The four best days of the year for a sports fan — what traditionalists still view as the first and second rounds of the NCAA Division I men’s basketball tournament, even if they are now officially the second and third rounds in the expanded 68-team field — got even better this year, when the NCAA’s new television deal ensured every game would be shown in its entirety on either CBS, TBS, TNT or TruTV.
The first real weekend of the NCAA Tournament — which got underway in classic fashion this afternoon, Thursday, March 17, with three last-second finishes among the first four games — can be a good one for ticket brokers, too. Though, for a variety of reasons, it is not quite on the scale of other major sporting events such as the Super Bowl and the World Series.
Hundreds of thousands of seats will be filled this weekend at eight arenas nationwide, but relatively few of those tickets are available. According to TheStreet.com, only 30 percent of NCAA Tournament tickets are sold to the public. The rest are distributed to the schools, the host cities and the NCAA staff and its corporate sponsors.
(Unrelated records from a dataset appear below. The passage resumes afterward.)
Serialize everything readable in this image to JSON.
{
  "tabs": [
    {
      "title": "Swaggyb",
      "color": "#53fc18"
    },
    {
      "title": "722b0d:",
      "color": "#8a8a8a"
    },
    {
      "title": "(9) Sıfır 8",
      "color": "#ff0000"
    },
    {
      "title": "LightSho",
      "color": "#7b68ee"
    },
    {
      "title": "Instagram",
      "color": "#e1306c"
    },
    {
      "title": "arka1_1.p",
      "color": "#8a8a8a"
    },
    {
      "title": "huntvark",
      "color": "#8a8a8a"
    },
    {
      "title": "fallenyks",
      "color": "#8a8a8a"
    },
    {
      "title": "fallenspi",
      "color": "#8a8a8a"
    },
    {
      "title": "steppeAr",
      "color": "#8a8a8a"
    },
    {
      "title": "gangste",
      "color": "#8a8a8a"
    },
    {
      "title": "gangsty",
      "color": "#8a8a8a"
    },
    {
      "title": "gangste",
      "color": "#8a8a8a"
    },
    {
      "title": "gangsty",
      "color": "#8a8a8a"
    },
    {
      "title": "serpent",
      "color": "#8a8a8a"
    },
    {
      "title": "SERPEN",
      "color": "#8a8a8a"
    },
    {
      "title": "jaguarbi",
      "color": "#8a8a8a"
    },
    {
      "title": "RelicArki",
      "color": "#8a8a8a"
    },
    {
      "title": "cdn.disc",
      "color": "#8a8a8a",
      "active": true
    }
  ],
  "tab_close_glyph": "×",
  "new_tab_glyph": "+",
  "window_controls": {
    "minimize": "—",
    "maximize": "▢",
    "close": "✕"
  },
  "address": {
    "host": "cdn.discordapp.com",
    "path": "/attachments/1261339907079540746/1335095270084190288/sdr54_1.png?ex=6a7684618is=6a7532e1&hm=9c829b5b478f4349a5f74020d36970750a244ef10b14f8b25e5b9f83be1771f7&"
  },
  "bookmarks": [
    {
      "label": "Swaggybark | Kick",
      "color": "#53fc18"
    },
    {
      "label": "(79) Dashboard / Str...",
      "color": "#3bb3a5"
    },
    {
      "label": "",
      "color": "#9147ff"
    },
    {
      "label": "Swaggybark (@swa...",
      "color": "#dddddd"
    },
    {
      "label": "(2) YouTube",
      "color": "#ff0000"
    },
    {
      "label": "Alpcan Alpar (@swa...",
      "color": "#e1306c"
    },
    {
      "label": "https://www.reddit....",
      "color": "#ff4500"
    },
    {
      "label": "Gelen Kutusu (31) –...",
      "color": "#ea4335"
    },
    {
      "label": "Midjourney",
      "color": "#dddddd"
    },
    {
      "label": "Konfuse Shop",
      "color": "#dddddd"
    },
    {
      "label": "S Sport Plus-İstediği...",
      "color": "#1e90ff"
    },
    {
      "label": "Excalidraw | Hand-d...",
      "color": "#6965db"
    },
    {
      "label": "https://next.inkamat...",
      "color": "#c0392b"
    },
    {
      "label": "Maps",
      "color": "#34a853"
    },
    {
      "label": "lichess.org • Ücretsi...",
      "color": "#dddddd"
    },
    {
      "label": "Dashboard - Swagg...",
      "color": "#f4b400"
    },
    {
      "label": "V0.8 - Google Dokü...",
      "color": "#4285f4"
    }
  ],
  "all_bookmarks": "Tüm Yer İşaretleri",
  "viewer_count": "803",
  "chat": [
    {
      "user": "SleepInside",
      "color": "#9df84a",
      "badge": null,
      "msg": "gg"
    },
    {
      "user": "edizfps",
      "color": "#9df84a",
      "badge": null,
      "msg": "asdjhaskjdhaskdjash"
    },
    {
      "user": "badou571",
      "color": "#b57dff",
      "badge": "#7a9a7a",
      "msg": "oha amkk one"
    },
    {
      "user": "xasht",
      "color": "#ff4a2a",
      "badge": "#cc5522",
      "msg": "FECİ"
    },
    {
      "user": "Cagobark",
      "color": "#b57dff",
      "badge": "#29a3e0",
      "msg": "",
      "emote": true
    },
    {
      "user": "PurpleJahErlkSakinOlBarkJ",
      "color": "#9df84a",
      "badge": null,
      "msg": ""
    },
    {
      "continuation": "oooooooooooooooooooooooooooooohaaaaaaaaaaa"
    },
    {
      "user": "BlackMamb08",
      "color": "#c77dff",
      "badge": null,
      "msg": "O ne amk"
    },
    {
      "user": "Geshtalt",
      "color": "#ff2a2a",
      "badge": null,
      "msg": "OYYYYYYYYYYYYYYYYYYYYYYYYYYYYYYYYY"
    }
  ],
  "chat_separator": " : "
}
In addition, the NCAA strongly discourages fans from purchasing tickets from anyone other than the host or participating schools, the NCAA’s official website or PrimeSport, the NCAA’s hospitality partner — even though, according to TheStreet.com, StubHub.com is the official ticket reseller of 22 NCAA Tournament teams.
While the NCAA declares that those who buy tickets from unaffiliated sellers could be subjected to “government regulations, ordinances or laws, and possible prosecution,” Notre Dame — one of those schools which has a contract with StubHub.com — goes a step further. Any Fighting Irish season ticket holder who sells his NCAA Tournament tickets for more than face value, to a ticket broker who sells them for more than face value or sells his tickets as part of a travel package will have his tickets taken away for five years.
The NCAA can also help or hurt brokers with the placement of the teams in each of the eight sub-regionals, or, as they are commonly called, “pods.” If there are local teams in a pod, the prices will likely be higher on the secondary market than if a pod serves as a true neutral site.
For instance, the Charlotte pod this weekend features both Duke and North Carolina, each of whom have rabid fan bases that will travel anywhere to see the Blue Devils and Tar Heels, never mind an in-state destination. According to figures provided by StubHub.com to Forbes.com, the average ticket price to a set of games at the Charlotte pod as of Friday, March 11 was $108, the second-cheapest price behind only Tampa. But with Duke and North Carolina — as well as Georgia and Tennessee — in the pod, those prices soared to $226 as of Wednesday, March 16, just shy of the average second- and third-round resale price of $228.
The most expensive pod, as of Wednesday, was Tulsa ($259), where Big XII rivals Kansas and Texas were placed along with perennial NCAA Tournament teams Arizona and Illinois. The pod that experienced the smallest price increase between March 11 and March 16 was Denver, which hosted the battle of Kentucky this afternoon between Morehead State and Louisville before similarly far-flung Vanderbilt and Richmond battled in the second game.
However, the local team theory doesn’t always apply: The least-expensive pod was Tampa ($196), which featured Florida as well as West Virginia, Clemson and Kentucky.